● **EXERCISE BRIEF**
With all pictures excluded, restate the records that follow exactly as written.

● **EXERCISE MATERIALS**
====================
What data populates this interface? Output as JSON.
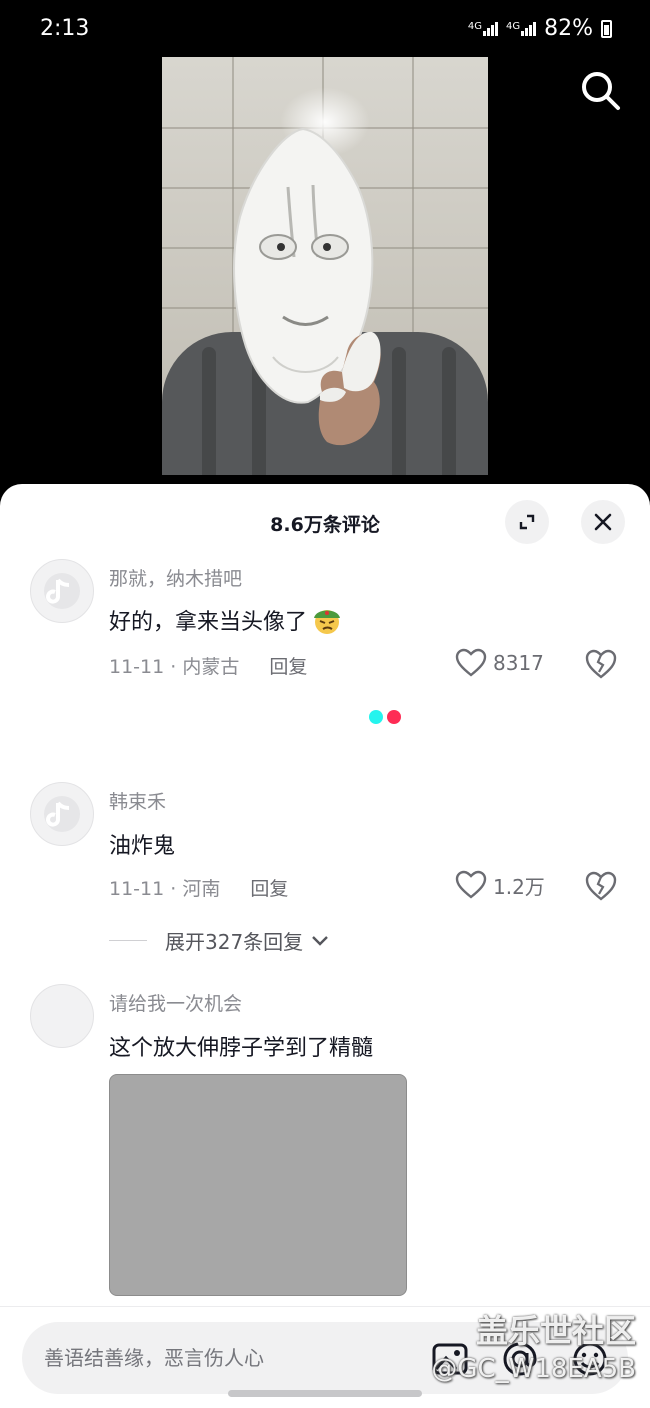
{
  "status_bar": {
    "time": "2:13",
    "net1": "4G",
    "net2": "4G",
    "battery": "82%"
  },
  "comments_header": {
    "title": "8.6万条评论"
  },
  "comments": [
    {
      "user": "那就，纳木措吧",
      "text": "好的，拿来当头像了",
      "date": "11-11 · 内蒙古",
      "reply": "回复",
      "likes": "8317"
    },
    {
      "user": "韩束禾",
      "text": "油炸鬼",
      "date": "11-11 · 河南",
      "reply": "回复",
      "likes": "1.2万",
      "expand_replies": "展开327条回复"
    },
    {
      "user": "请给我一次机会",
      "text": "这个放大伸脖子学到了精髓"
    }
  ],
  "input": {
    "placeholder": "善语结善缘，恶言伤人心"
  },
  "watermark": {
    "line1": "盖乐世社区",
    "line2": "@GC_W18EA5B"
  },
  "colors": {
    "dot_cyan": "#25f4ee",
    "dot_red": "#fe2c55",
    "emoji_face": "#f5c84c",
    "emoji_hat": "#4c9a3c"
  }
}
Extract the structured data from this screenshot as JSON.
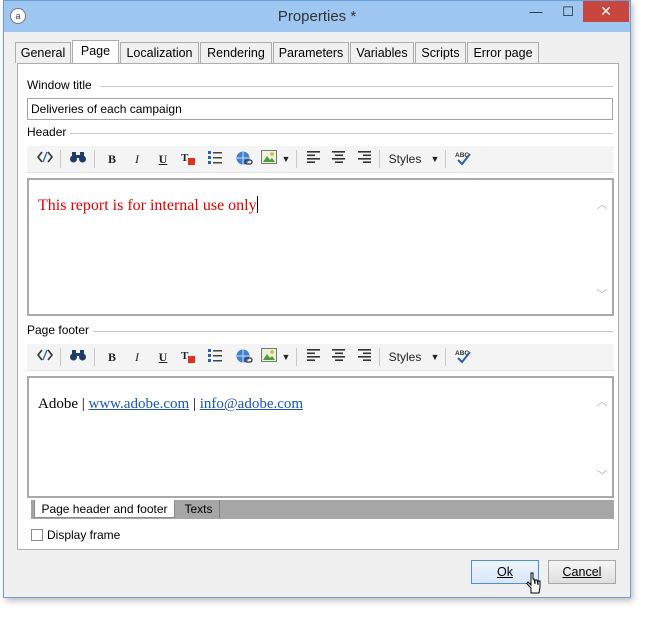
{
  "window": {
    "title": "Properties *",
    "app_icon": "a",
    "controls": {
      "minimize": "—",
      "maximize": "☐",
      "close": "✕"
    }
  },
  "tabs": [
    {
      "label": "General",
      "active": false
    },
    {
      "label": "Page",
      "active": true
    },
    {
      "label": "Localization",
      "active": false
    },
    {
      "label": "Rendering",
      "active": false
    },
    {
      "label": "Parameters",
      "active": false
    },
    {
      "label": "Variables",
      "active": false
    },
    {
      "label": "Scripts",
      "active": false
    },
    {
      "label": "Error page",
      "active": false
    }
  ],
  "window_title_section": {
    "label": "Window title",
    "value": "Deliveries of each campaign"
  },
  "header_section": {
    "label": "Header",
    "content": "This report is for internal use only"
  },
  "footer_section": {
    "label": "Page footer",
    "content_prefix": "Adobe",
    "separator": "|",
    "link1": "www.adobe.com",
    "link2": "info@adobe.com"
  },
  "toolbar": {
    "bold": "B",
    "italic": "I",
    "underline": "U",
    "styles_label": "Styles",
    "spell": "ABC"
  },
  "bottom_tabs": [
    {
      "label": "Page header and footer",
      "active": true
    },
    {
      "label": "Texts",
      "active": false
    }
  ],
  "display_frame": {
    "label": "Display frame",
    "checked": false
  },
  "buttons": {
    "ok": "Ok",
    "cancel": "Cancel"
  },
  "colors": {
    "titlebar": "#9dc6f0",
    "close_button": "#c7463d",
    "header_text": "#e00000",
    "link": "#1a56b8"
  }
}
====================
● **WRITTEN ANSWER**
What data populates this interface? Output as JSON.
{
  "status_bar": {
    "time": "2:13",
    "net1": "4G",
    "net2": "4G",
    "battery": "82%"
  },
  "comments_header": {
    "title": "8.6万条评论"
  },
  "comments": [
    {
      "user": "那就，纳木措吧",
      "text": "好的，拿来当头像了",
      "date": "11-11 · 内蒙古",
      "reply": "回复",
      "likes": "8317"
    },
    {
      "user": "韩束禾",
      "text": "油炸鬼",
      "date": "11-11 · 河南",
      "reply": "回复",
      "likes": "1.2万",
      "expand_replies": "展开327条回复"
    },
    {
      "user": "请给我一次机会",
      "text": "这个放大伸脖子学到了精髓"
    }
  ],
  "input": {
    "placeholder": "善语结善缘，恶言伤人心"
  },
  "watermark": {
    "line1": "盖乐世社区",
    "line2": "@GC_W18EA5B"
  },
  "colors": {
    "dot_cyan": "#25f4ee",
    "dot_red": "#fe2c55",
    "emoji_face": "#f5c84c",
    "emoji_hat": "#4c9a3c"
  }
}
Extract the structured data from this screenshot as JSON.
{
  "window": {
    "title": "Properties *",
    "app_icon": "a",
    "controls": {
      "minimize": "—",
      "maximize": "☐",
      "close": "✕"
    }
  },
  "tabs": [
    {
      "label": "General",
      "active": false
    },
    {
      "label": "Page",
      "active": true
    },
    {
      "label": "Localization",
      "active": false
    },
    {
      "label": "Rendering",
      "active": false
    },
    {
      "label": "Parameters",
      "active": false
    },
    {
      "label": "Variables",
      "active": false
    },
    {
      "label": "Scripts",
      "active": false
    },
    {
      "label": "Error page",
      "active": false
    }
  ],
  "window_title_section": {
    "label": "Window title",
    "value": "Deliveries of each campaign"
  },
  "header_section": {
    "label": "Header",
    "content": "This report is for internal use only"
  },
  "footer_section": {
    "label": "Page footer",
    "content_prefix": "Adobe",
    "separator": "|",
    "link1": "www.adobe.com",
    "link2": "info@adobe.com"
  },
  "toolbar": {
    "bold": "B",
    "italic": "I",
    "underline": "U",
    "styles_label": "Styles",
    "spell": "ABC"
  },
  "bottom_tabs": [
    {
      "label": "Page header and footer",
      "active": true
    },
    {
      "label": "Texts",
      "active": false
    }
  ],
  "display_frame": {
    "label": "Display frame",
    "checked": false
  },
  "buttons": {
    "ok": "Ok",
    "cancel": "Cancel"
  },
  "colors": {
    "titlebar": "#9dc6f0",
    "close_button": "#c7463d",
    "header_text": "#e00000",
    "link": "#1a56b8"
  }
}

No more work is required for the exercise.